LOS ANGELES (Reuters) - An unmanned experimental aircraft designed to fly six times the speed of sound broke apart over the Pacific Ocean seconds into a military test flight due to a faulty control fin, the U.S. Air Force said on Wednesday.
The problem with the fin on the craft known as the Waverider or X-51A was identified in a test flight on Tuesday, 16 seconds after a rocket booster on the remotely monitored craft was ignited to propel it forward, the Air Force said in a statement.
Fifteen seconds later, when the X-51A separated from the rocket booster, it lost control due to a “faulty control fin,” the statement said. The 31 seconds of flight fell far short of the military’s goal for the X-51A to fly for five minutes.
The aircraft broke apart immediately and fell into the Pacific Ocean near Point Mugu northwest of Los Angeles, said Daryl Mayer, a spokesman for the 88th Air Base Wing at Wright-Patterson Air Force Base in Ohio.

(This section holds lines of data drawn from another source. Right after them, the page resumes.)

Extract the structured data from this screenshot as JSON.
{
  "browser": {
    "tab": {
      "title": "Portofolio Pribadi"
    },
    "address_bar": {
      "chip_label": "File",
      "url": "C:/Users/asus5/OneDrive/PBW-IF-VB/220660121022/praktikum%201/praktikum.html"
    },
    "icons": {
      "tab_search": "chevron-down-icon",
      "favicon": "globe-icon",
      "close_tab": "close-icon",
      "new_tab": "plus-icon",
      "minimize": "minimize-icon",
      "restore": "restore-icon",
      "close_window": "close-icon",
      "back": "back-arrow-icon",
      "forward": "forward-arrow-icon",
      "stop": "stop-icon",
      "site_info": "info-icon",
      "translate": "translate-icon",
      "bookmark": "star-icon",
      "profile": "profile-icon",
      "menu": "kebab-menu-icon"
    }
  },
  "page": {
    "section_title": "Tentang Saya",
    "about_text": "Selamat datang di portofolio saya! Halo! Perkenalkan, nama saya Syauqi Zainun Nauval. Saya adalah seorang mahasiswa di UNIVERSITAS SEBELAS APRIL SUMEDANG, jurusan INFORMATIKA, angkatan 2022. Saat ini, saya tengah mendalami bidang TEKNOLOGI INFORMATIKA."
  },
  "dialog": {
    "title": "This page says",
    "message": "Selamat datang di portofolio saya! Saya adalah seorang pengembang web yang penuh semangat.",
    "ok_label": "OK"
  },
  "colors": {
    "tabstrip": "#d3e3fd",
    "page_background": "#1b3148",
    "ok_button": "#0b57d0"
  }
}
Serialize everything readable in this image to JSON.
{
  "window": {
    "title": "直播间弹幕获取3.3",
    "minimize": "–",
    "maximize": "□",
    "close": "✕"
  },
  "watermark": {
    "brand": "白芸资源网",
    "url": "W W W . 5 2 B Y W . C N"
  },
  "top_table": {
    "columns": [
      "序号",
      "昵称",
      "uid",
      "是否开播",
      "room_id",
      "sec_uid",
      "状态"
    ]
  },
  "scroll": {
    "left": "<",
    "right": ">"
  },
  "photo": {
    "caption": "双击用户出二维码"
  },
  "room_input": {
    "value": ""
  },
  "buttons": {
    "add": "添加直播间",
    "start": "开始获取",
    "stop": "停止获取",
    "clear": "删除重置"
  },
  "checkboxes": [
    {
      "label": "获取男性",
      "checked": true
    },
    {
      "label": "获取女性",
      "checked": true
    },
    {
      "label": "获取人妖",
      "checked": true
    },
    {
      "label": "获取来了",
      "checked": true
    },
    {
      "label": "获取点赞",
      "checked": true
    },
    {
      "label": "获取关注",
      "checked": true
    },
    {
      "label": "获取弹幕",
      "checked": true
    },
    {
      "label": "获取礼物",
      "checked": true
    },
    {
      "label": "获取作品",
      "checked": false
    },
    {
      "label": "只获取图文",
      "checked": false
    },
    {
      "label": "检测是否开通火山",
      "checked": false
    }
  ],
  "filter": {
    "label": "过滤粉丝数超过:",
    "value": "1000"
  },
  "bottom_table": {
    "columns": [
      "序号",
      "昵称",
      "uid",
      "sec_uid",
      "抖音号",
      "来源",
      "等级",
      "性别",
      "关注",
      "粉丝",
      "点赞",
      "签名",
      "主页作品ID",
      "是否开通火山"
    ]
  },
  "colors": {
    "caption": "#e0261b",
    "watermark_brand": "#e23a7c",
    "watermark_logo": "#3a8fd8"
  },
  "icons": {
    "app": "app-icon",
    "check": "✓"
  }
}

Even if the test had been a success, the aircraft would have crashed at the end of the flight in any case and was not considered retrievable.
The Waverider was designed to reach speeds of Mach 6 or above, six times the speed of sound and fast enough to zoom from New York to London in less than an hour. The military has its eye on using the Waverider program to develop missiles with non-nuclear explosives that could strike anywhere in the world within an hour, analysts said.
The cost of the experimental aircraft, which military officials said was dropped from a B-52 bomber before its rocket booster was ignited, has not been disclosed because many details of the program are classified.
The aircraft is known as the Waverider because it stays airborne, in part, with lift generated by the shock waves of its own flight. The Boeing Co’s Phantom Works division performed design and assembly on the craft, the military said.
The fins on the rocket booster kept the aircraft on-course during the initial phase of the flight, despite the problem with the control fin on the X-51A itself, Mayer said.
A Boeing spokeswoman declined to comment on the test flight, citing an Air Force request to have all public communication come from the military.
FUTURE X-51A FLIGHT
This was the third of four X-51A aircraft built for the military, one of which flew for over three minutes at nearly five times the speed of sound during a 2010 test flight, the Air Force said in a statement.
The Air Force, which is analyzing data from Tuesday’s test flight, said one X-51A aircraft remains and that a decision has not been made “when or if that vehicle will fly at this time.”
The Waverider is part of efforts by the U.S. military to develop a prompt global strike capability to hit targets anywhere in the world within an hour, said Guy Ben-Ari, senior fellow with the Center for Strategic and International Studies.
Over the years, the global strike program will likely eat up billions of dollars in development costs, Ben-Ari said. If the program becomes operational, targets could include conventional military sites or militants, he added.
A missile would likely not be fired from a vehicle like the X-51A, but the craft itself would be the missile, he said.
“The differences between what’s an aircraft and what’s a missile and what you would call a drone or a remotely piloted vehicle are becoming very fuzzy,” Ben-Ari said.
That the test flight crashed early due to a problem with a fin would likely be frustrating for the military because that part was relatively easy to build, unlike the largely untested Scramjet engine, said John Pike, director of GlobalSecurity.org, a website for military policy research.
“The only way that you can develop this stuff is to actually take it out and fire it, and so the problem is they’ve got computer models but not much data,” Pike said.
Pratt & Whitney Rocketdyne designed the X-51A’s “Scramjet” engine, which uses the forward motion of the craft to compress air for fuel combustion, according to a description of the project from the military.
“It is unfortunate that a problem with this subsystem caused a termination before we could light the Scramjet engine,” Charlie Brink, X-51A Program Manager for the Air Force Research Laboratory, said in a statement.
“All our data showed we had created the right conditions for engine ignition and we were very hopeful to meet our test objectives,” Brink said.
Reporting By Alex Dobuzinskis; Editing by Cynthia Johnston and Cynthia Osterman